When asked about the name change in a recent interview with InfoQ, Bob McWhirter, senior consulting engineer at Red Hat, stated:
While we lived with “WildFly Swarm” as a name for a few years, we noticed that “Swarm” is fairly overloaded, with many companies and projects using it. Additionally, as we move forward with a new architecture for the project, including “WildFly” in the name started to make less sense. When we started, we were absolutely an extension to the core WildFly project, but we’ve grown into our own, and needed our own identity. Given both of those reasons, we decided a new name was in order.
Concurrent with the name change, Red Hat abandoned the more recent popular versioning convention,
YYYY.MM.VV, and returned to the more traditional versioning convention,
major.minor.micro. Hence the change from WildFly Swarm 2018.5.0 to Thorntail 2.0.0.

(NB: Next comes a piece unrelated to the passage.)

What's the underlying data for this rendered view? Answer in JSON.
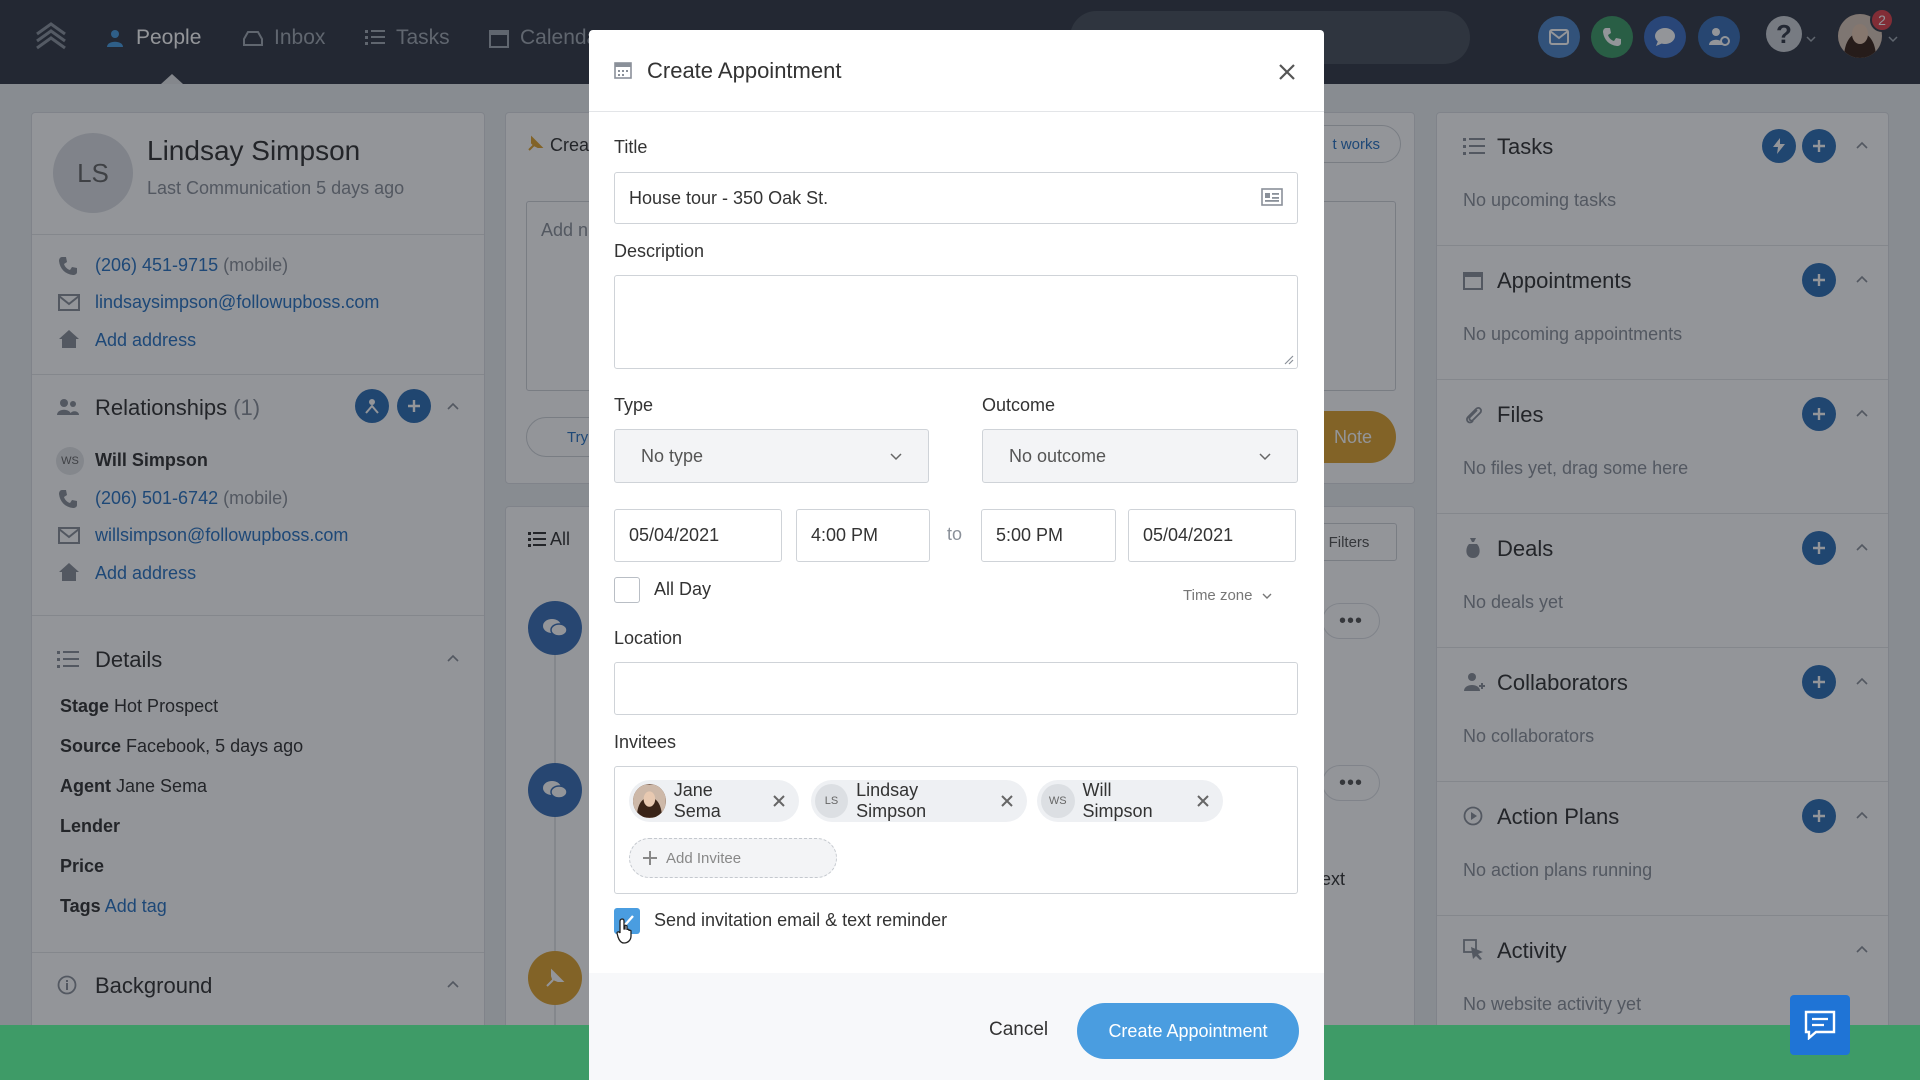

The process to migrate a Maven project from WildFly Swarm to Thorntail was documented by Red Hat as follows:
- Change any references of
- Change any references of WildFly Swarm versions, such as
- Change any references of
- The suffix of the generated UberJar has changed from
- The Maven plugin name has changed from
Therefore, the WildFly Swarm Java and Maven commands,
$ java -jar target/demo-0.1.0-swarm.jar $ mvn wildfly-swarm:run
Change to the following commands for Thorntail:
$ java -jar target/demo-0.1.0-thorntail.jar $ mvn thorntail:run
Thorntail is fully compliant with MicroProfile 1.3 through SmallRye, a new community-driven organization providing shared implementations of the MicroProfile specification. Ken Finnigan, senior principal software engineer at Red Hat, initiated this move to SmallRye. In a recent Red Hat blog, it was stated:
MicroProfile is a fast-moving target and has evolved a lot since it was announced two years ago. Keeping track of this fast evolution in specifications and the matching implementations requires a lot of energy for all vendors, so Ken proposed to put the common parts of these implementation efforts into a single vendor-neutral implementation of MicroProfile, whose project name is SmallRye.
At smallrye.io, you can see that this community-driven project is doing well: all MicroProfile specifications now have their own implementation.
Source code for SmallRye can be found on GitHub.
Version 2.1.0 introduced a mechanism to automate the migration of a Maven project from WildFly Swarm to Thorntail by executing the following Maven command:
This will change all
artifactId references from WildFly Swarm to Thorntail along with corresponding version numbers.
A potential code break arose with a change to Jaeger and Open Tracing. Previously, adding Jaeger to a project meant that MicroProfile’s Open Tracing was included. With version 2.1.0, however, Open Tracing was decoupled from Jaeger to better support Open Tracing. As stated in the release:
jaegerfraction is only used to provide tracer configuration. You are expected to bring in the tracing fraction manually; either the old
opentracing, or the new
If you previously had a dependency on the
jaegerfraction and not on the
opentracingfraction, you have to add an explicit dependency on the
opentracingfraction to retain the same behavior.
Version 2.2.0 introduced new log message codes to reflect the name change to Thorntail. What was once
WFSxxxnnnnn is now
TTxxxnnnnn. The numeric codes remain the same. This is only a breaking change for developers using parsers that search for the old message codes.
There was an intentional delay in releasing a new logo for Thorntail. As McWhirter explained in his recent interview with InfoQ:
The logo is being worked on currently by the awesome JBoss.org design team. We hope to have some candidates in the coming weeks. We wanted to release the name prior to the logo because of Red Hat Summit, plus we wanted to push the new v4.x proof-of-concept of the new architecture.
The wait is over as the new logo was just released on September 17, 2018: